(What to work on): In the data below, find every line with the string "Windows" and pull it out.

⟨

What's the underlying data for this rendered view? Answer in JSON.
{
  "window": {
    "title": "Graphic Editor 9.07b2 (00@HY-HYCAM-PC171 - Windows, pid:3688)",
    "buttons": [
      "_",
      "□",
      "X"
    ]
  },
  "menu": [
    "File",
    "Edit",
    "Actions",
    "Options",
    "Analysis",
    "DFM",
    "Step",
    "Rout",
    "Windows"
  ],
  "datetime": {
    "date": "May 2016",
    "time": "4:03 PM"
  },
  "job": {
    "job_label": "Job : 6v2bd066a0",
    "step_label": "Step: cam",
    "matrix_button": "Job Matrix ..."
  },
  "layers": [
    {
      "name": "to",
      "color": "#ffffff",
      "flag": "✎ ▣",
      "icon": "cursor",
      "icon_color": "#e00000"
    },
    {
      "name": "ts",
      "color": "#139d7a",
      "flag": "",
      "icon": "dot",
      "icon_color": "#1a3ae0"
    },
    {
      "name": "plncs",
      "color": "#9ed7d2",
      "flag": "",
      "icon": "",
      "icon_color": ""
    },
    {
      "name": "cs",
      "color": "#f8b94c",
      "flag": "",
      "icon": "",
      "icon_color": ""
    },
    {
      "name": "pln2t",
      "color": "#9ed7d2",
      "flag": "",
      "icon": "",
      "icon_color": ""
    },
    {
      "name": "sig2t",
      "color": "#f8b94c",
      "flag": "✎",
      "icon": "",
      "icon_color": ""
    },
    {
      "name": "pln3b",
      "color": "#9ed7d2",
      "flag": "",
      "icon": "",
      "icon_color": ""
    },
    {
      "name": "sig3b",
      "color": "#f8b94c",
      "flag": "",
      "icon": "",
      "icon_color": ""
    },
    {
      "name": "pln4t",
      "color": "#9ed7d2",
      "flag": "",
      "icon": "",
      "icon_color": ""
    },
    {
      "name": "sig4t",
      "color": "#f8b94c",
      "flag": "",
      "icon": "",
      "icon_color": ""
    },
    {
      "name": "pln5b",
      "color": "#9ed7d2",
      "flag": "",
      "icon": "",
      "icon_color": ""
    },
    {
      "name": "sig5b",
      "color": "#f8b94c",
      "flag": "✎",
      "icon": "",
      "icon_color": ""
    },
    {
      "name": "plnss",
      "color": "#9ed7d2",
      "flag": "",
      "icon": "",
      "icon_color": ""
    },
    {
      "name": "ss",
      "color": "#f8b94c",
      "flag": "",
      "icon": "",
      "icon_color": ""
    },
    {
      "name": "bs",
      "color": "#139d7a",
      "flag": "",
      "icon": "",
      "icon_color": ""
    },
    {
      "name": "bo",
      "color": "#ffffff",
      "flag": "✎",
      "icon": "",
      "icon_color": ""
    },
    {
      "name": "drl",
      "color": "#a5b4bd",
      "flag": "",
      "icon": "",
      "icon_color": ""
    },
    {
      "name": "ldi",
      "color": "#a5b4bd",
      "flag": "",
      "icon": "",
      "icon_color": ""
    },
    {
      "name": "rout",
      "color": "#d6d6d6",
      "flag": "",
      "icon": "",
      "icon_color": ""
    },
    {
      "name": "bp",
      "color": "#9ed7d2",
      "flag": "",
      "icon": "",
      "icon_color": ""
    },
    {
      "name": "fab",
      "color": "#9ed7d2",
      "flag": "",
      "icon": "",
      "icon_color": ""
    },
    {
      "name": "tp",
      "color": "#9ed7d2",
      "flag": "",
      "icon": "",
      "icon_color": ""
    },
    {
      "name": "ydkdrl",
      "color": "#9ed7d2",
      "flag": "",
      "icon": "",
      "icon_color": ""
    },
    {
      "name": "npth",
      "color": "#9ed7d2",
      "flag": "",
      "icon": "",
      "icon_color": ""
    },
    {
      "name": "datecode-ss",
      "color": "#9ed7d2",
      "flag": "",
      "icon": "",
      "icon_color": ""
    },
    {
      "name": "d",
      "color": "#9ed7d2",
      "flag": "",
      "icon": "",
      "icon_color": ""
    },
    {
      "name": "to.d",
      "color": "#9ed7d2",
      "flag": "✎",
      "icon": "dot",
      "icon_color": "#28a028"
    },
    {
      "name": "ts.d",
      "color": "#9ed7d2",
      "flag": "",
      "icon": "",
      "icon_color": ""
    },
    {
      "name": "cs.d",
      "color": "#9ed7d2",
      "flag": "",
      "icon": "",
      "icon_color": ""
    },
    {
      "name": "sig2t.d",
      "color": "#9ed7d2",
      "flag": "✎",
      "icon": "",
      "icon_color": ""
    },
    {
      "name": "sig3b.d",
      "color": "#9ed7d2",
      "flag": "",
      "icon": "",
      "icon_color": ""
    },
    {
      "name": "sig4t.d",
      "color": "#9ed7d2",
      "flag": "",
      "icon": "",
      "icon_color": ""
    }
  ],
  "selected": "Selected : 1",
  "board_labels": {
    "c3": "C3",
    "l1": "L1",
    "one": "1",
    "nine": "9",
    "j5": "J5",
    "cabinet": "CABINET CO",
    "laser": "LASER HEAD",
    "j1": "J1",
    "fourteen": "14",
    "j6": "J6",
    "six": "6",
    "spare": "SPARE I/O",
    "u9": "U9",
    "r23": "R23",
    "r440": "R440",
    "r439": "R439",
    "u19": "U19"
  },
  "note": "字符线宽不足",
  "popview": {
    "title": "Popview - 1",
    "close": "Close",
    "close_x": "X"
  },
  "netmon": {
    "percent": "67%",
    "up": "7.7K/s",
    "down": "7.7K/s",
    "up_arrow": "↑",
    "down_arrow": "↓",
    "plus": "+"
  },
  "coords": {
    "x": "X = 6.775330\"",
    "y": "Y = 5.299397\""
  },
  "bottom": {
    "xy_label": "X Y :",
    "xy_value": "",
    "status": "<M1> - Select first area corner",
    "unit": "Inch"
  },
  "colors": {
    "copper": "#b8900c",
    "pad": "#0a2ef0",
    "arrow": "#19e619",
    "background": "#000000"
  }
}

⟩

(Expected answer):
    "title": "Graphic Editor 9.07b2 (00@HY-HYCAM-PC171 - Windows, pid:3688)",
    "Windows"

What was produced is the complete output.